The next year, by the queen's command, the city fitted out and maintained two ships and a tender, at the annual expence of 6000l. and it is observed by historians, that by the frequent calls of the crown upon the Londoners, they never suffered more pecuniary oppression than they did in this reign. Elizabeth inherited her father's arbitrary disposition, and excelled principally in the outlines of government, which rendered her administration more brilliant abroad, than easy to her subjects at home; for, with all her good qualities, trade was little obliged to her: Mr. Hume produces an astonishing list of patents for monopolies which she granted to her courtiers and servants; and they disposing of them to others, commodities were raised to the most arbitrary prices. When the list was read in parliament, a member asked, if breadwas not in the number; and when every one repeated the word with amazement, he replied, that if affairs went on at this rate, bread would be reduced to a monopoly before next parliament. The clamours of the people procured several of these patents to be called in (fn. 23).
The sequel to the story of the earl of Essex will terminate the reign of this princess. The countess of Nottingham, who had secreted the ring she was intrusted with by the unhappy earl, falling sick, was seized with compunction for her treachery; and on her death-bed requested to see the queen, to whom she disclosed the secret, and implored her forgiveness.

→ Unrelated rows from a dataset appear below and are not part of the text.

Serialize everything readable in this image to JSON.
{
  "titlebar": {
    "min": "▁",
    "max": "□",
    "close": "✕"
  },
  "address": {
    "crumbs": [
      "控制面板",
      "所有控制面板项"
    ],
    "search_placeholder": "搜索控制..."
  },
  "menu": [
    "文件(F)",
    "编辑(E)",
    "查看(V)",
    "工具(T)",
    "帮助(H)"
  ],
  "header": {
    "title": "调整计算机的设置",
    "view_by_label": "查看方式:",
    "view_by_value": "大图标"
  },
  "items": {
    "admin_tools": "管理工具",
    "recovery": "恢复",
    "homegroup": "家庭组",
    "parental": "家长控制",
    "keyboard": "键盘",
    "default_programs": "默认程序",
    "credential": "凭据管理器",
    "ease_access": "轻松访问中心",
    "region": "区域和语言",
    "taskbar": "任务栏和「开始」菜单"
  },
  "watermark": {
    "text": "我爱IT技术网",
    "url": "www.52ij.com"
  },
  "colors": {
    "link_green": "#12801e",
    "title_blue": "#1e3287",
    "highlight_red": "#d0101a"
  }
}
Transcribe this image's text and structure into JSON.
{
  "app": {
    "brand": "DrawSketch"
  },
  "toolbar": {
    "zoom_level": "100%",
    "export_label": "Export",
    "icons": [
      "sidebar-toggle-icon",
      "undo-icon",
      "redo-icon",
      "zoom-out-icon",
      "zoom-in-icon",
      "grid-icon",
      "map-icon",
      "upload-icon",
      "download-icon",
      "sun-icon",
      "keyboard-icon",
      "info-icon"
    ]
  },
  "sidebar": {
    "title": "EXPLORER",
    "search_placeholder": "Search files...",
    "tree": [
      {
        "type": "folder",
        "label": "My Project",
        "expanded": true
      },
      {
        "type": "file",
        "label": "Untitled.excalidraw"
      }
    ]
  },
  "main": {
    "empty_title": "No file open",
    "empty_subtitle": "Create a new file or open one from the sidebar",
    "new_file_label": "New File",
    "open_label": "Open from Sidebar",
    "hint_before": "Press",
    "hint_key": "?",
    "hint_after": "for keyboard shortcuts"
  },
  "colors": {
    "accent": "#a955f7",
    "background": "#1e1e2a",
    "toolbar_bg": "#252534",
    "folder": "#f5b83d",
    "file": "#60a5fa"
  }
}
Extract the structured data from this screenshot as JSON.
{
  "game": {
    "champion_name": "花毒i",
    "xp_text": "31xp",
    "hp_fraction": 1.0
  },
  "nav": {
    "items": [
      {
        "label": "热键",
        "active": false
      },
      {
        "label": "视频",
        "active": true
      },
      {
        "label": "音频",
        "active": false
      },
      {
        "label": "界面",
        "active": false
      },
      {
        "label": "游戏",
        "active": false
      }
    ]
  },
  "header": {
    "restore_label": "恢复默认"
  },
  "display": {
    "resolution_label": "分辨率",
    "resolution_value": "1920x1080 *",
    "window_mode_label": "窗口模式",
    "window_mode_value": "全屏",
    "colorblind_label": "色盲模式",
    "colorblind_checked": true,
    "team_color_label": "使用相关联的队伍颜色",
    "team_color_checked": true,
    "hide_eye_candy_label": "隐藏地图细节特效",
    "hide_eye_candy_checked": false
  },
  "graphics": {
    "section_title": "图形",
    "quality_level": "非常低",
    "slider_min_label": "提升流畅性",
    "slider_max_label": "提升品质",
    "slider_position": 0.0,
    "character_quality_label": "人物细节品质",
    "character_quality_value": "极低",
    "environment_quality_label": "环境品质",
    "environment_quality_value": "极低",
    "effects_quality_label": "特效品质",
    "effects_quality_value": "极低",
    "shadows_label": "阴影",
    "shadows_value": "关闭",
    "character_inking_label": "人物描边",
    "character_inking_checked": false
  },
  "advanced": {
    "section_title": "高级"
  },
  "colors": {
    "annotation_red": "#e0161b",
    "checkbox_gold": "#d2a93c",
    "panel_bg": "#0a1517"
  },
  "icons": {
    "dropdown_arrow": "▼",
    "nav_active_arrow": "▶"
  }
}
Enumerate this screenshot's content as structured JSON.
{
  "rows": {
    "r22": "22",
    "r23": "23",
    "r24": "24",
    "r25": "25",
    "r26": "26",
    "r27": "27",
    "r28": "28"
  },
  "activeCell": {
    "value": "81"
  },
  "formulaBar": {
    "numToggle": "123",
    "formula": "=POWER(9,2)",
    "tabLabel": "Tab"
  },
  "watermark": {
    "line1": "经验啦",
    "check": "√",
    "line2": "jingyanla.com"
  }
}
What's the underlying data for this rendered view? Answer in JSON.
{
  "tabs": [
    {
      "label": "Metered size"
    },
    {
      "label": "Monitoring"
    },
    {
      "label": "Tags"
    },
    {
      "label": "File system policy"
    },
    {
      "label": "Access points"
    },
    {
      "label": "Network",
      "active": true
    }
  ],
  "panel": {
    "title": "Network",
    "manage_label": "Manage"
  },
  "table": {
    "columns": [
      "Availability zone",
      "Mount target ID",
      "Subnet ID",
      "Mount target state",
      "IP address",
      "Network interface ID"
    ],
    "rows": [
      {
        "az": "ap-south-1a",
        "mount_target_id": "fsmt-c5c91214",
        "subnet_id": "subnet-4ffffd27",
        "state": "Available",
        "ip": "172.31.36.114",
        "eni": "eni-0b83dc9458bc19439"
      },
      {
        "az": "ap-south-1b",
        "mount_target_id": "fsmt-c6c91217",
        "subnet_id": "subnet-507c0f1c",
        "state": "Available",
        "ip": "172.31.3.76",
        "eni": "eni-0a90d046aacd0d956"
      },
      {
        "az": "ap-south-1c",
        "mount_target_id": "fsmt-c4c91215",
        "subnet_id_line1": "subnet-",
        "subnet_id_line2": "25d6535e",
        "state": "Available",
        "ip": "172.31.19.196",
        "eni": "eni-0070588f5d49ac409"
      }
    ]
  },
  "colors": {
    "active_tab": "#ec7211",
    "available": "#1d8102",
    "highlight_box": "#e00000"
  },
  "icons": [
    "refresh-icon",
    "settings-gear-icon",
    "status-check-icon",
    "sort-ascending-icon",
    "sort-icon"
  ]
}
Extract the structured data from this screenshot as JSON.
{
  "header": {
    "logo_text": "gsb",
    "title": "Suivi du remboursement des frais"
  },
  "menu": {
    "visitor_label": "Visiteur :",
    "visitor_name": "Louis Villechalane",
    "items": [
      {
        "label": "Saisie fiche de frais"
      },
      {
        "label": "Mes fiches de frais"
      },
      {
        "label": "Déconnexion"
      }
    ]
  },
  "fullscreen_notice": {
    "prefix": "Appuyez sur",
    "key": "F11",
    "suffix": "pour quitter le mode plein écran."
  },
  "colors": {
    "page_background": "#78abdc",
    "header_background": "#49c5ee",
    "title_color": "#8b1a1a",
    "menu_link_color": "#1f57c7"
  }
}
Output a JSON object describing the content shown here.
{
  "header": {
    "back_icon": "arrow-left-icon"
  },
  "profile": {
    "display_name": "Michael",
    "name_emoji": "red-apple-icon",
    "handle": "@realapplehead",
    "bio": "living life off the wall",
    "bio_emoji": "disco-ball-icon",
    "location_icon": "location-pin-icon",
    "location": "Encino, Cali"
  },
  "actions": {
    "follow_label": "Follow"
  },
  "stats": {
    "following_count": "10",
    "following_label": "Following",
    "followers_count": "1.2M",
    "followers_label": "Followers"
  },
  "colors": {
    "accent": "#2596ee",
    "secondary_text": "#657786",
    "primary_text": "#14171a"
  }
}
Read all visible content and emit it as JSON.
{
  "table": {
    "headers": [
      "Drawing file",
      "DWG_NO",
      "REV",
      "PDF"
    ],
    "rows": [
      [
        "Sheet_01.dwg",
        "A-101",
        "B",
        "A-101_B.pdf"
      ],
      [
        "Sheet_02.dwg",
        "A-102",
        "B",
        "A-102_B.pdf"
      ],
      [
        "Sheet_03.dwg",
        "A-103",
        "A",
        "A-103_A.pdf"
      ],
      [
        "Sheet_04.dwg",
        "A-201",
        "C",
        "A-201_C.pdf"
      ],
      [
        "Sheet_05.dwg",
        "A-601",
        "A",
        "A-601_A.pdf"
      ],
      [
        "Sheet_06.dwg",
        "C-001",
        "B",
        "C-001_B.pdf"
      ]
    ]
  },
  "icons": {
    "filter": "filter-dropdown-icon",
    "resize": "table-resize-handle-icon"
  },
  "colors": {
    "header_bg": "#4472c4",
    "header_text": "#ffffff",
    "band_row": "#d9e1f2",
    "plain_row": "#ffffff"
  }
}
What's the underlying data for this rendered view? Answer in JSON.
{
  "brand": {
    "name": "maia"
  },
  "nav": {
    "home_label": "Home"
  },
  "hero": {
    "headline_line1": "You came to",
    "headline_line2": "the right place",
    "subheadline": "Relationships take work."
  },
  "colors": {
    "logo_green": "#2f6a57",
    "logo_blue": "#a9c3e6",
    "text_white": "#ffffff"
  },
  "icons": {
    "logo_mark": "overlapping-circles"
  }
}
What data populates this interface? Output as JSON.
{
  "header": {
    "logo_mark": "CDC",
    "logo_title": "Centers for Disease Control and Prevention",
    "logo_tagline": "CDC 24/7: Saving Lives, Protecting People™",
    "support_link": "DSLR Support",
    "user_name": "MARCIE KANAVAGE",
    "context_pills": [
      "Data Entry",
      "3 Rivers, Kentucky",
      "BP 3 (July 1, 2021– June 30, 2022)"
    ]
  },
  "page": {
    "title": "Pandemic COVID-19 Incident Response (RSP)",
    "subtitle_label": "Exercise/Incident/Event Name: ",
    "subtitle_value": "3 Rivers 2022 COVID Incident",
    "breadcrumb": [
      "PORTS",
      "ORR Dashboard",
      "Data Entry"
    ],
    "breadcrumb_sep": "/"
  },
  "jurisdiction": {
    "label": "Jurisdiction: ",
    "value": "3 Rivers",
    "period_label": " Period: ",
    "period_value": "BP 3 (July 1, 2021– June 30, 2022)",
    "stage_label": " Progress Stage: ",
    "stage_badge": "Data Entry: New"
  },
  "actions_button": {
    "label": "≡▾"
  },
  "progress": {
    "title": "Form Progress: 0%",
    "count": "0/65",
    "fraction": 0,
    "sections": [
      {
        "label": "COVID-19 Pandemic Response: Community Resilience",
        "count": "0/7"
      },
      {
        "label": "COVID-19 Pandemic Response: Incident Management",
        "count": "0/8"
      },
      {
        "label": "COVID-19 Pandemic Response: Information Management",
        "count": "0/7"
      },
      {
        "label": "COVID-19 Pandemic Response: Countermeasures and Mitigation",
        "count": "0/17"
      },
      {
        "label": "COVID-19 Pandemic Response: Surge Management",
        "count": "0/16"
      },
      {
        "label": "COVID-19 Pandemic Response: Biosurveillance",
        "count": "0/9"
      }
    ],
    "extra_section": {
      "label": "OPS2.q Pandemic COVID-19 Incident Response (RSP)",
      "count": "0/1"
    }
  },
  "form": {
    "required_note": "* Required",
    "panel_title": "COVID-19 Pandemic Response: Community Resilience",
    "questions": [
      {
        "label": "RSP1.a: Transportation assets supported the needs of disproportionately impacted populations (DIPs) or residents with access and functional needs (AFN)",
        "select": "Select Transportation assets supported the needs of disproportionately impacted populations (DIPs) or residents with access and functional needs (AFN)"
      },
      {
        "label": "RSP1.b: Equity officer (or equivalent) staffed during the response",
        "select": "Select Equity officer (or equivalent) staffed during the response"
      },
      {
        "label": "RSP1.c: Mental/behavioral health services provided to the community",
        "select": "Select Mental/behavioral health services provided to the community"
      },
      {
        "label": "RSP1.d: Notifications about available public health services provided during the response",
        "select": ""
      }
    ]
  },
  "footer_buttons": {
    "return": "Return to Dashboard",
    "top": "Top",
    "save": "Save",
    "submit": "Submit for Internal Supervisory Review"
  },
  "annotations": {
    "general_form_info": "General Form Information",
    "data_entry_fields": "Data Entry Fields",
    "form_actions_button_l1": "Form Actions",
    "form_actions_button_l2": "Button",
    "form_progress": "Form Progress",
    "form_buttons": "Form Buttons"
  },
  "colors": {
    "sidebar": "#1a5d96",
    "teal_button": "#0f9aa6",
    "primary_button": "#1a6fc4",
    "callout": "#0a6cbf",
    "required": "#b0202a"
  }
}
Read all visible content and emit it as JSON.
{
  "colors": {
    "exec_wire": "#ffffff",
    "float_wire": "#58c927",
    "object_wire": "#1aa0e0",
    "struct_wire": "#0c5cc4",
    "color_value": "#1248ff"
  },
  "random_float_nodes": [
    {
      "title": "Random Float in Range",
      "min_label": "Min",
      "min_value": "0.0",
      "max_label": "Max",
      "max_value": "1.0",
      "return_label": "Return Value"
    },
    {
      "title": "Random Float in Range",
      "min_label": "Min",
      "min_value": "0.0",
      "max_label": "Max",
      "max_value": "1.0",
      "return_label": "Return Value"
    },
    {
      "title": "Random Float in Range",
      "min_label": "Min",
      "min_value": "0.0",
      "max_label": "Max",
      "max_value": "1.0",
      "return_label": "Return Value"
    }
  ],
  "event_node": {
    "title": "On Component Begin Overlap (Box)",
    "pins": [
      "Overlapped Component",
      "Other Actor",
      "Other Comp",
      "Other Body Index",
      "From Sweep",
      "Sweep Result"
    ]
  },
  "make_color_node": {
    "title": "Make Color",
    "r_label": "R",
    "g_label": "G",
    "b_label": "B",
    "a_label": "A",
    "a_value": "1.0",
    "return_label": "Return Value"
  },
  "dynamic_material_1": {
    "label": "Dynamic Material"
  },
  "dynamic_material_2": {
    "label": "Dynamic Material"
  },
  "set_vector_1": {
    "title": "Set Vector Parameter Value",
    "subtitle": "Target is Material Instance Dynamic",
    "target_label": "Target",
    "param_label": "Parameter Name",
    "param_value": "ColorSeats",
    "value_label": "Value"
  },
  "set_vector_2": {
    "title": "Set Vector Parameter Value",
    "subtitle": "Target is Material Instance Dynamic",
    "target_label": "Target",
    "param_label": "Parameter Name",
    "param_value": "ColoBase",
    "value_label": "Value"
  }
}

Elizabeth, struck with this fatal intelligence, flew into a furious rage, and shaking the dying offender in her bed, told her, That God might pardon her, but she never could. She burst out of the room, and never recovered the shock; but resigning herself up to grief, flung herself on the floor, and refused all food, remedies, and consolation. Ten days and nights she lay on the carpet without entering a bed; till, at last, her constitution giving way to her anxiety, she sunk into a lethargy, and expired March 24, 1603 (fn. 24).